EXERCISE ▸
Please copy every line below that contains the string "this".

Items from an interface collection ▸
+ + +

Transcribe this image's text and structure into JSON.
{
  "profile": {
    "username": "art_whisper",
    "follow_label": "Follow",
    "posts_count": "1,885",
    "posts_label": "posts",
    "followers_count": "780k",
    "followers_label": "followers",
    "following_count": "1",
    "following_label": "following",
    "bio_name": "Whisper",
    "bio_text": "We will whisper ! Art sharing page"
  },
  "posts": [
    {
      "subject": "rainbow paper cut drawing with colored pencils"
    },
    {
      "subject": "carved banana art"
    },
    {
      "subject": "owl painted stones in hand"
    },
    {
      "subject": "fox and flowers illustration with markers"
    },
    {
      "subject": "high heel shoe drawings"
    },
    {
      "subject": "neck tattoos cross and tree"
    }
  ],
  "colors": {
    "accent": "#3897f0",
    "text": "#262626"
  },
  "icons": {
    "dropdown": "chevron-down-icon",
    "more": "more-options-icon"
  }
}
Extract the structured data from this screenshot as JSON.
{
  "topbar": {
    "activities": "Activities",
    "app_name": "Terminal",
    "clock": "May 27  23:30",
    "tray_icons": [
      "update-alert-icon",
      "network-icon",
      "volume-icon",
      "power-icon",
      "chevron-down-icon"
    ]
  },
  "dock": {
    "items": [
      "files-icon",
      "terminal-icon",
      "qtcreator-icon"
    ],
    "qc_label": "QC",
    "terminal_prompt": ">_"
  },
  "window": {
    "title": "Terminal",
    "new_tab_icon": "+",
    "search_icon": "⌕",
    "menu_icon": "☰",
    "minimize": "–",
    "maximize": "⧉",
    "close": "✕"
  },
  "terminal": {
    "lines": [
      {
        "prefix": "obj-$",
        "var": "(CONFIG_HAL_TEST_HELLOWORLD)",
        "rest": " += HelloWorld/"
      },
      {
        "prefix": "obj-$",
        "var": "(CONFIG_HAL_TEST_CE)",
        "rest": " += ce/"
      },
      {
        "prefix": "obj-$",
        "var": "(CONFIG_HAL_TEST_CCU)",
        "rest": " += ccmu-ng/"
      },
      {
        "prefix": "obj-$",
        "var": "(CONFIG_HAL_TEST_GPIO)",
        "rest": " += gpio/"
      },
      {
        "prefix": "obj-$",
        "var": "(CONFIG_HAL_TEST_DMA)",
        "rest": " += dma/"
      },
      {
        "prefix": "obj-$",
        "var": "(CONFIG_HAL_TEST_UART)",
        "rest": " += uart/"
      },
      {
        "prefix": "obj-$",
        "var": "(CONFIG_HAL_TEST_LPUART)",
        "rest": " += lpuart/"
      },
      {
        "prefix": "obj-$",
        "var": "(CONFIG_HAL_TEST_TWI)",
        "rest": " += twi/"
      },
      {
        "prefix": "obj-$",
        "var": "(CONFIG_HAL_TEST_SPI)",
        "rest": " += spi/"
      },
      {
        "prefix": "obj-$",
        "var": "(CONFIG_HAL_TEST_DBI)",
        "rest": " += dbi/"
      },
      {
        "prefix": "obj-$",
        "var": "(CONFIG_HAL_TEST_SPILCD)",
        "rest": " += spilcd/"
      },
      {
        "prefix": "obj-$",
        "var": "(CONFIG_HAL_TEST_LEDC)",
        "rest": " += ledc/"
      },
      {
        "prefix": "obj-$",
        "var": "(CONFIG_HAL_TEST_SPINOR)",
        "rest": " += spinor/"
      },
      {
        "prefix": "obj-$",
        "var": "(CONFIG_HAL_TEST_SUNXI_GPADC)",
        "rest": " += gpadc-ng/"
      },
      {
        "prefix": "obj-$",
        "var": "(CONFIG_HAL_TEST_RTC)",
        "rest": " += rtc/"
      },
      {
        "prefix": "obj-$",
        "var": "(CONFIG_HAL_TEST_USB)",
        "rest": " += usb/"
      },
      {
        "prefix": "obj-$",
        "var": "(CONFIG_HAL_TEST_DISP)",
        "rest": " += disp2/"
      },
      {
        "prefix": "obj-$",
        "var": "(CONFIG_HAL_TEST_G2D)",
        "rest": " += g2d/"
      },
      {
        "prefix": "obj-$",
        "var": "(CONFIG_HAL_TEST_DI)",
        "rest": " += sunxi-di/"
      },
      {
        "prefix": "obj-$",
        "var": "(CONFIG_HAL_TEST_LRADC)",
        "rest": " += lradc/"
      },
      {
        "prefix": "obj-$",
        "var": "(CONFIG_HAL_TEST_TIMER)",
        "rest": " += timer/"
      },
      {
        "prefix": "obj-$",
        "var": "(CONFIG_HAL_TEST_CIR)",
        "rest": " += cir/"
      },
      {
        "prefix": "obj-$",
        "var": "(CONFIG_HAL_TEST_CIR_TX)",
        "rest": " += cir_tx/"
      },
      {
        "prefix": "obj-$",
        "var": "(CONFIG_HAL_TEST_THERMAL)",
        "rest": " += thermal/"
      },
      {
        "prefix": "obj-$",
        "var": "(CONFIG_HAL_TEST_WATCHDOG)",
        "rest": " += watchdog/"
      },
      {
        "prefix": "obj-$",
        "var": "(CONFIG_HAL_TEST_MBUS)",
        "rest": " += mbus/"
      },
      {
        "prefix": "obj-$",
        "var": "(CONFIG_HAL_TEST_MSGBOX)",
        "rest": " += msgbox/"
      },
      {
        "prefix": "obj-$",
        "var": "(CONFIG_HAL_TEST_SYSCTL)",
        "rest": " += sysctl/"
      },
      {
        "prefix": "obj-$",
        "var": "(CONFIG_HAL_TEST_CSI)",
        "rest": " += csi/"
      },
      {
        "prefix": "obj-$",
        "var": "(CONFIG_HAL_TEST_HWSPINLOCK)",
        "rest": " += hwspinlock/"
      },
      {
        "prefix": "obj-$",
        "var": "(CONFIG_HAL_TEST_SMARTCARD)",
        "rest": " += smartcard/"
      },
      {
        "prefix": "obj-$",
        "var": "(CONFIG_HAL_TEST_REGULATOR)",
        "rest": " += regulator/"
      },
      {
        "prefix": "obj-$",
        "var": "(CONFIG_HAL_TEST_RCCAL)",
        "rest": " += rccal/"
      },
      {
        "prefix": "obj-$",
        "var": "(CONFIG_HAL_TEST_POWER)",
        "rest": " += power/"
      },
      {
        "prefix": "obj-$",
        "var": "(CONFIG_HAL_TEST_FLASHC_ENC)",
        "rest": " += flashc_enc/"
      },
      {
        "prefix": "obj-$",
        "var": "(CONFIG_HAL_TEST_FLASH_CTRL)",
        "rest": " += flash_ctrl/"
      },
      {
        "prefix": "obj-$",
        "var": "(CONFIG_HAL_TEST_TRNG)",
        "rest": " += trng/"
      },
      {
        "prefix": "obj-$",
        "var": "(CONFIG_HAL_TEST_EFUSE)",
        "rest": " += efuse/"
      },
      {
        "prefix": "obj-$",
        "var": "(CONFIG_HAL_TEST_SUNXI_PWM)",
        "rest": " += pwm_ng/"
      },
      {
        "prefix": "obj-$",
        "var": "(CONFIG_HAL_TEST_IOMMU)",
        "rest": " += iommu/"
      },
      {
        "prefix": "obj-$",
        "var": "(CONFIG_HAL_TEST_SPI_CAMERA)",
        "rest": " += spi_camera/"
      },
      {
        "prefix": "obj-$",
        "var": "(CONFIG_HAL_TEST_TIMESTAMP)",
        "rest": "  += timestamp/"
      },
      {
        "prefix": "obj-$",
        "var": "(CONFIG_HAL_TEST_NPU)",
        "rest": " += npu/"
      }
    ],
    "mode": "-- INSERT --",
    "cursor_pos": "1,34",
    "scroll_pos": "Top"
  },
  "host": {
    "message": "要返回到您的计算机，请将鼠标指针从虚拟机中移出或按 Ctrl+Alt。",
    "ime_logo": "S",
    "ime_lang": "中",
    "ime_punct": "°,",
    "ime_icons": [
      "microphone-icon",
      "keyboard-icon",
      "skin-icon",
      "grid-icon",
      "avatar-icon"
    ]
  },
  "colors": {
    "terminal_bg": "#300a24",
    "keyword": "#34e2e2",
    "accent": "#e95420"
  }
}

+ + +

RESPONSE BELOW ▸
Transcribe this image's text and structure into JSON.
Extract the structured data from this screenshot as JSON.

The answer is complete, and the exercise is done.